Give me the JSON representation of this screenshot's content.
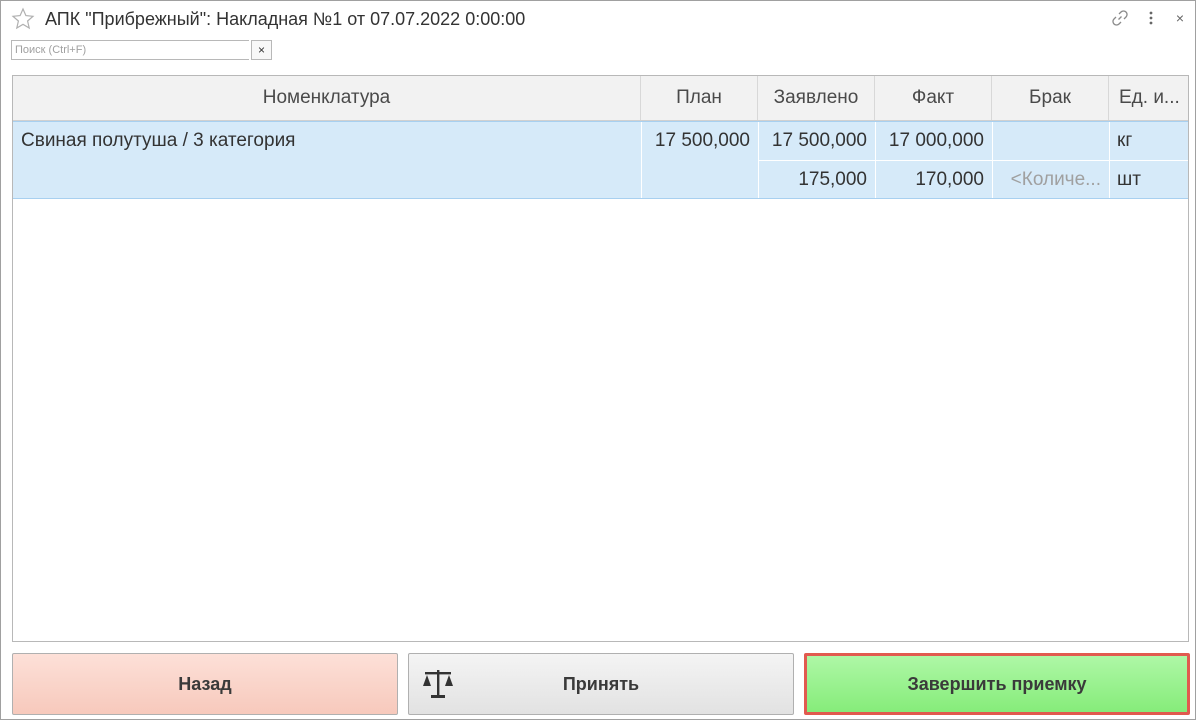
{
  "window": {
    "title": "АПК \"Прибрежный\": Накладная №1 от 07.07.2022 0:00:00",
    "icons": [
      "star-icon",
      "link-icon",
      "more-icon",
      "close-icon"
    ],
    "close_glyph": "×"
  },
  "search": {
    "value": "",
    "placeholder": "Поиск (Ctrl+F)",
    "clear_glyph": "×"
  },
  "table": {
    "columns": [
      "Номенклатура",
      "План",
      "Заявлено",
      "Факт",
      "Брак",
      "Ед. и..."
    ],
    "rows": [
      {
        "name": "Свиная полутуша / 3 категория",
        "plan": "17 500,000",
        "declared": "17 500,000",
        "fact": "17 000,000",
        "defect": "",
        "unit": "кг",
        "declared2": "175,000",
        "fact2": "170,000",
        "defect2_placeholder": "<Количе...",
        "unit2": "шт"
      }
    ]
  },
  "buttons": {
    "back": "Назад",
    "accept": "Принять",
    "accept_icon": "scale-icon",
    "finish": "Завершить приемку"
  },
  "colors": {
    "back": "#f7c9bc",
    "accept": "#e2e2e2",
    "finish": "#86ec7a",
    "finish_border": "#e15a4f",
    "row_selected": "#d6eaf9"
  }
}
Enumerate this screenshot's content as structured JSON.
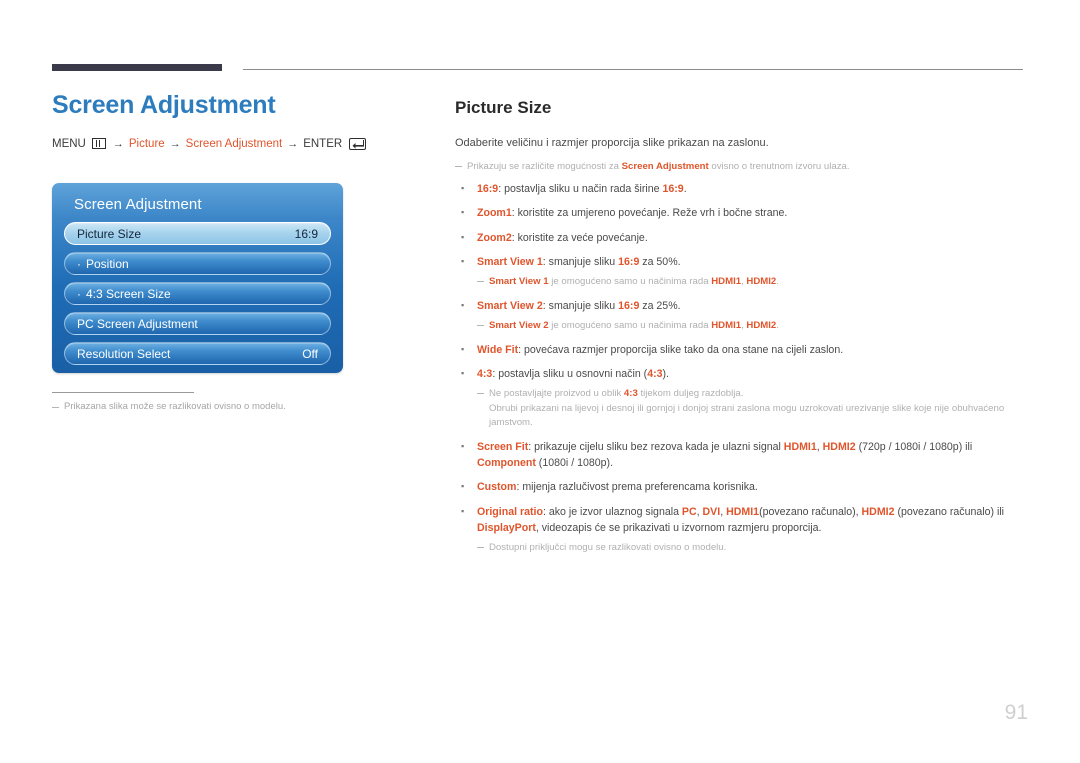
{
  "header": {
    "title": "Screen Adjustment",
    "breadcrumb": {
      "menu_label": "MENU",
      "menu_icon": "menu-bars-icon",
      "arrow": "→",
      "step1": "Picture",
      "step2": "Screen Adjustment",
      "enter_label": "ENTER",
      "enter_icon": "enter-return-icon"
    }
  },
  "osd": {
    "title": "Screen Adjustment",
    "rows": [
      {
        "label": "Picture Size",
        "value": "16:9",
        "selected": true,
        "dot": ""
      },
      {
        "label": "Position",
        "value": "",
        "selected": false,
        "dot": "·"
      },
      {
        "label": "4:3 Screen Size",
        "value": "",
        "selected": false,
        "dot": "·"
      },
      {
        "label": "PC Screen Adjustment",
        "value": "",
        "selected": false,
        "dot": ""
      },
      {
        "label": "Resolution Select",
        "value": "Off",
        "selected": false,
        "dot": ""
      }
    ]
  },
  "left_note": "Prikazana slika može se razlikovati ovisno o modelu.",
  "main": {
    "section_title": "Picture Size",
    "intro": "Odaberite veličinu i razmjer proporcija slike prikazan na zaslonu.",
    "top_note": {
      "before": "Prikazuju se različite mogućnosti za ",
      "bold": "Screen Adjustment",
      "after": " ovisno o trenutnom izvoru ulaza."
    },
    "items": [
      {
        "type": "bullet",
        "term": "16:9",
        "rest": ": postavlja sliku u način rada širine ",
        "tail_bold": "16:9",
        "tail": "."
      },
      {
        "type": "bullet",
        "term": "Zoom1",
        "rest": ": koristite za umjereno povećanje. Reže vrh i bočne strane.",
        "tail_bold": "",
        "tail": ""
      },
      {
        "type": "bullet",
        "term": "Zoom2",
        "rest": ": koristite za veće povećanje.",
        "tail_bold": "",
        "tail": ""
      },
      {
        "type": "bullet",
        "term": "Smart View 1",
        "rest": ": smanjuje sliku ",
        "tail_bold": "16:9",
        "tail": " za 50%."
      },
      {
        "type": "subnote",
        "bold_lead": "Smart View 1",
        "mid": " je omogućeno samo u načinima rada ",
        "bold_a": "HDMI1",
        "sep": ", ",
        "bold_b": "HDMI2",
        "end": "."
      },
      {
        "type": "bullet",
        "term": "Smart View 2",
        "rest": ": smanjuje sliku ",
        "tail_bold": "16:9",
        "tail": " za 25%."
      },
      {
        "type": "subnote",
        "bold_lead": "Smart View 2",
        "mid": " je omogućeno samo u načinima rada ",
        "bold_a": "HDMI1",
        "sep": ", ",
        "bold_b": "HDMI2",
        "end": "."
      },
      {
        "type": "bullet",
        "term": "Wide Fit",
        "rest": ": povećava razmjer proporcija slike tako da ona stane na cijeli zaslon.",
        "tail_bold": "",
        "tail": ""
      },
      {
        "type": "bullet",
        "term": "4:3",
        "rest": ": postavlja sliku u osnovni način (",
        "tail_bold": "4:3",
        "tail": ")."
      },
      {
        "type": "subnote_43",
        "lead": "Ne postavljajte proizvod u oblik ",
        "bold_a": "4:3",
        "after": " tijekom duljeg razdoblja.",
        "line2": "Obrubi prikazani na lijevoj i desnoj ili gornjoj i donjoj strani zaslona mogu uzrokovati urezivanje slike koje nije obuhvaćeno jamstvom."
      },
      {
        "type": "bullet_screenfit",
        "term": "Screen Fit",
        "p1": ": prikazuje cijelu sliku bez rezova kada je ulazni signal ",
        "b1": "HDMI1",
        "p2": ", ",
        "b2": "HDMI2",
        "p3": " (720p / 1080i / 1080p) ili ",
        "b3": "Component",
        "p4": " (1080i / 1080p)."
      },
      {
        "type": "bullet",
        "term": "Custom",
        "rest": ": mijenja razlučivost prema preferencama korisnika.",
        "tail_bold": "",
        "tail": ""
      },
      {
        "type": "bullet_original",
        "term": "Original ratio",
        "p1": ": ako je izvor ulaznog signala ",
        "b1": "PC",
        "p2": ", ",
        "b2": "DVI",
        "p3": ", ",
        "b3": "HDMI1",
        "p4": "(povezano računalo), ",
        "b4": "HDMI2",
        "p5": " (povezano računalo) ili ",
        "b5": "DisplayPort",
        "p6": ", videozapis će se prikazivati u izvornom razmjeru proporcija."
      },
      {
        "type": "note_plain",
        "text": "Dostupni priključci mogu se razlikovati ovisno o modelu."
      }
    ]
  },
  "page_number": "91",
  "colors": {
    "title_blue": "#2d7cbe",
    "accent_orange": "#e0552c",
    "note_gray": "#b0b0b0",
    "rule_dark": "#3b3a4a"
  }
}
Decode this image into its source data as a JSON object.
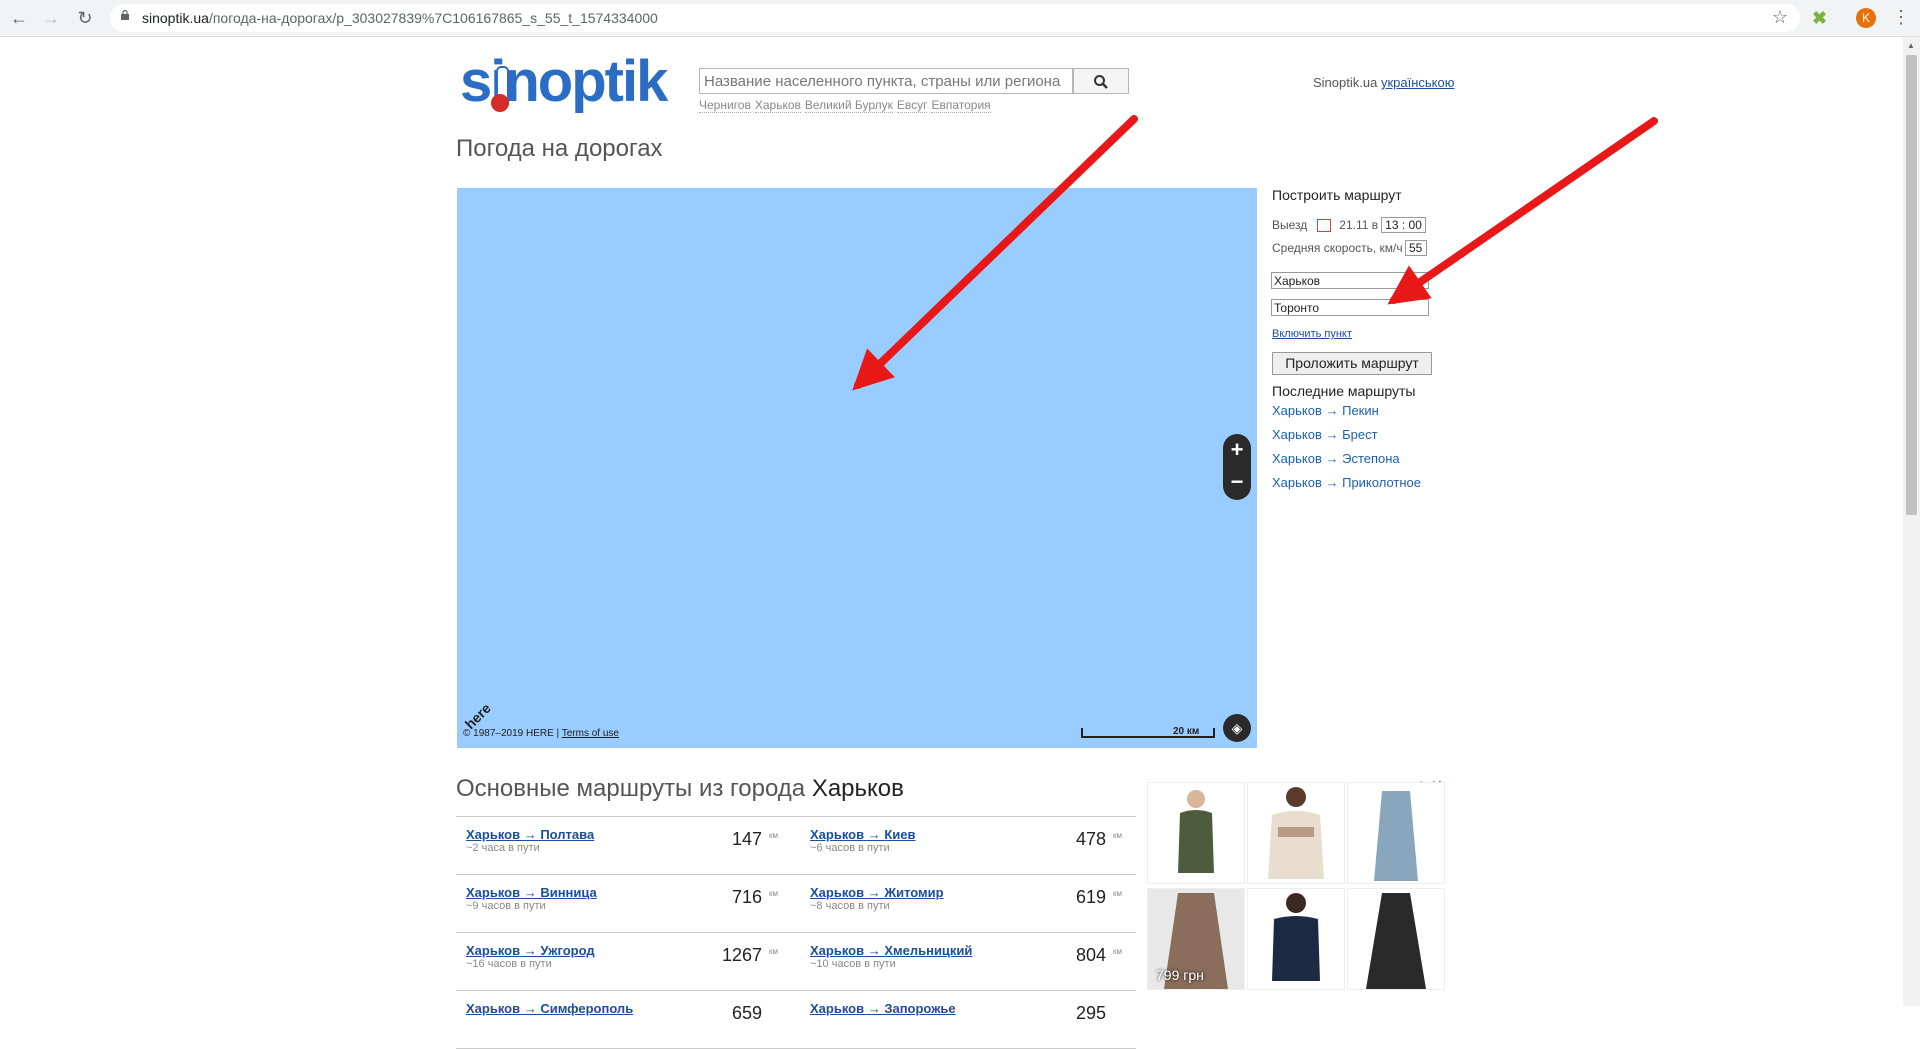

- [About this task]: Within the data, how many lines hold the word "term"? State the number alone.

- [Final answer]: 10